The Transportation for the Nation (TFTN) dataset includes consistent, current, high quality road centerline data for the entire country.


TFTN will ultimately encompass data sets covering multiple modes of transportation. However, the initial focus is on producing a road centerline data set that includes all types of roads, both public and private. Digital street networks (road centerline data) are one of the most widely used geospatial information products in today's society. They support numerous critical applications, including E-911 dispatching, mail and parcel delivery, response and relief efforts during major disasters, online sales tax collection, mapping, geocoding, intelligent transportation systems, automated vehicle routing and vehicle location systems.

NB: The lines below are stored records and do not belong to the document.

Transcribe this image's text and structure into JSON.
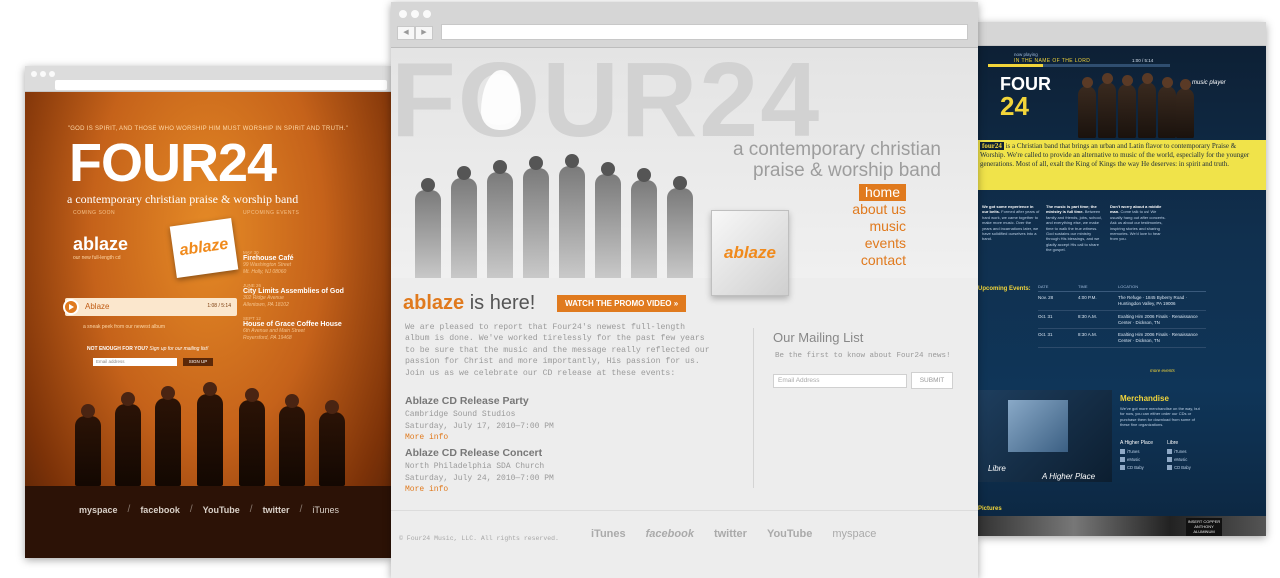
{
  "left_site": {
    "quote": "\"GOD IS SPIRIT, AND THOSE WHO WORSHIP HIM MUST WORSHIP IN SPIRIT AND TRUTH.\"",
    "logo": "FOUR24",
    "tagline": "a contemporary christian praise & worship band",
    "coming_soon": "COMING SOON",
    "upcoming_events": "UPCOMING EVENTS",
    "album": "ablaze",
    "album_sub": "our new full-length cd",
    "cd_label": "ablaze",
    "events": [
      {
        "date": "MAY 30",
        "name": "Firehouse Café",
        "loc1": "99 Washington Street",
        "loc2": "Mt. Holly, NJ 08060"
      },
      {
        "date": "JUNE 26",
        "name": "City Limits Assemblies of God",
        "loc1": "302 Ridge Avenue",
        "loc2": "Allentown, PA 18102"
      },
      {
        "date": "SEPT 12",
        "name": "House of Grace Coffee House",
        "loc1": "6th Avenue and Main Street",
        "loc2": "Royersford, PA 19468"
      }
    ],
    "player_track": "Ablaze",
    "player_time": "1:08 / 5:14",
    "sneak_peek": "a sneak peek from our newest album",
    "not_enough": "NOT ENOUGH FOR YOU?",
    "not_enough_rest": "Sign up for our mailing list!",
    "email_placeholder": "Email address",
    "signup": "SIGN UP",
    "copyright": "© 1999-2009 FOUR24 MUSIC, LLC. FOR AVAILABILITY, PLEASE EMAIL booking@four24.com",
    "social": [
      "myspace",
      "facebook",
      "YouTube",
      "twitter",
      "iTunes"
    ]
  },
  "center_site": {
    "logo": "FOUR24",
    "tagline_1": "a contemporary christian",
    "tagline_2": "praise & worship band",
    "nav": [
      "home",
      "about us",
      "music",
      "events",
      "contact"
    ],
    "cd_label": "ablaze",
    "headline_brand": "ablaze",
    "headline_rest": " is here!",
    "promo": "WATCH THE PROMO VIDEO »",
    "intro": "We are pleased to report that Four24's newest full-length album is done. We've worked tirelessly for the past few years to be sure that the music and the message really reflected our passion for Christ and more importantly, His passion for us. Join us as we celebrate our CD release at these events:",
    "events": [
      {
        "title": "Ablaze CD Release Party",
        "venue": "Cambridge Sound Studios",
        "when": "Saturday, July 17, 2010—7:00 PM",
        "more": "More info"
      },
      {
        "title": "Ablaze CD Release Concert",
        "venue": "North Philadelphia SDA Church",
        "when": "Saturday, July 24, 2010—7:00 PM",
        "more": "More info"
      }
    ],
    "mailing_title": "Our Mailing List",
    "mailing_sub": "Be the first to know about Four24 news!",
    "email_placeholder": "Email Address",
    "submit": "SUBMIT",
    "copyright": "© Four24 Music, LLC. All rights reserved.",
    "social": [
      "iTunes",
      "facebook",
      "twitter",
      "YouTube",
      "myspace"
    ]
  },
  "right_site": {
    "now_playing": "now playing",
    "song": "IN THE NAME OF THE LORD",
    "time": "1:00 / 5:14",
    "logo_top": "FOUR",
    "logo_bottom": "24",
    "music_player": "music player",
    "intro_brand": "four24",
    "intro": " is a Christian band that brings an urban and Latin flavor to contemporary Praise & Worship. We're called to provide an alternative to music of the world, especially for the younger generations. Most of all, exalt the King of Kings the way He deserves: in spirit and truth.",
    "cols": [
      {
        "lead": "We got some experience in our belts.",
        "body": "Formed after years of hard work, we came together to make more music. Over the years and incarnations later, we have solidified ourselves into a band."
      },
      {
        "lead": "The music is part time; the ministry is full time.",
        "body": "Between family and friends, jobs, school, and everything else, we make time to walk the true witness. God sustains our ministry through His blessings, and we gladly accept His call to share the gospel."
      },
      {
        "lead": "Don't worry about a middle man.",
        "body": "Come talk to us! We usually hang out after concerts. Ask us about our testimonies, inspiring stories and sharing memories. We'd love to hear from you."
      }
    ],
    "upcoming": "Upcoming Events:",
    "table_head": [
      "DATE",
      "TIME",
      "LOCATION"
    ],
    "table_rows": [
      {
        "date": "Nov. 28",
        "time": "4:00 P.M.",
        "loc": "The Refuge · 1845 Byberry Road · Huntingdon Valley, PA 19006"
      },
      {
        "date": "Oct. 31",
        "time": "8:30 A.M.",
        "loc": "Exalting Him 2006 Finals · Renaissance Center · Dickson, TN"
      },
      {
        "date": "Oct. 31",
        "time": "8:30 A.M.",
        "loc": "Exalting Him 2006 Finals · Renaissance Center · Dickson, TN"
      }
    ],
    "more_events": "more events",
    "cd_label_1": "Libre",
    "cd_label_2": "A Higher Place",
    "merch_title": "Merchandise",
    "merch_text": "We've got more merchandise on the way, but for now, you can either order our CDs or purchase them for download from some of these fine organizations.",
    "store_col_1": "A Higher Place",
    "store_col_2": "Libre",
    "stores_1": [
      "iTunes",
      "eMusic",
      "CD Baby"
    ],
    "stores_2": [
      "iTunes",
      "eMusic",
      "CD Baby"
    ],
    "pictures": "Pictures",
    "sign": "INSERT COPPER ANTHONY ALUMINUM"
  }
}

Nationwide programs that collect and assimilate geospatial transportation data from local, state, regional and federal sources are often done for a single purpose, rather than for multi-purpose use. Commercial data providers also buy or recreate the data that is produced by government agencies. In the absence of an organized national program, and without incentives to cooperate, each level of government duplicates effort by creating these data to meet only their own specific business needs. This practice leads to wasted tax dollars and inefficient government. The true business value of shared geospatial transportation data is only beginning to be realized.
Transportation for the Nation (TFTN) was originally put forth in a 2008 “Issues Brief” from the National States Geographic Information Council (NSGIC). In that brief, NSGIC noted the fundamental importance of transportation data, which is universally utilized by geospatial practitioners, and the fact that there are at least three overlapping federal efforts that create nationwide transportation data sets. These inefficiencies cost taxpayers millions of dollars. Under the Office of Management and Budget's Circular A‐16, the U.S. Department of Transportation (USDOT) was designated as the framework “theme leader” for transportation data sets. USDOT developed a Strategic Plan as it investigated whether a TFTN program could help the agency meet its own internal business needs, fulfill its Circular A‐16 responsibilities and help the country more efficiently provide transportation data that is widely demanded.

With the proper focus on coordination and collaboration, TFTN will generate nationwide transportation data that meets both the USDOT's internal business needs and the broader requirements of other stakeholders across the country.


Beginning in 2014, each state’s Highway Performance Monitoring System (HPMS) reports will include centerline data for all roads within the state.

Next Steps

Additional effort will be required to integrate this data across state lines and the country, perhaps performed by the private sector or USDOT/FHWA as a national compilation service. NSGIC believes that USDOT should be funded to develop more detailed business planning and proof‐of‐concept prototyping. After concurrence from the stakeholder community, USDOT should be funded to produce and publicly distribute TFTN to help eliminate government waste.

(Open the PDF Strategic Plan)

This document was produced for the USDOT by Koniag Technology Solutions (KTS) and Applied Geographics, Inc. (AppGeo).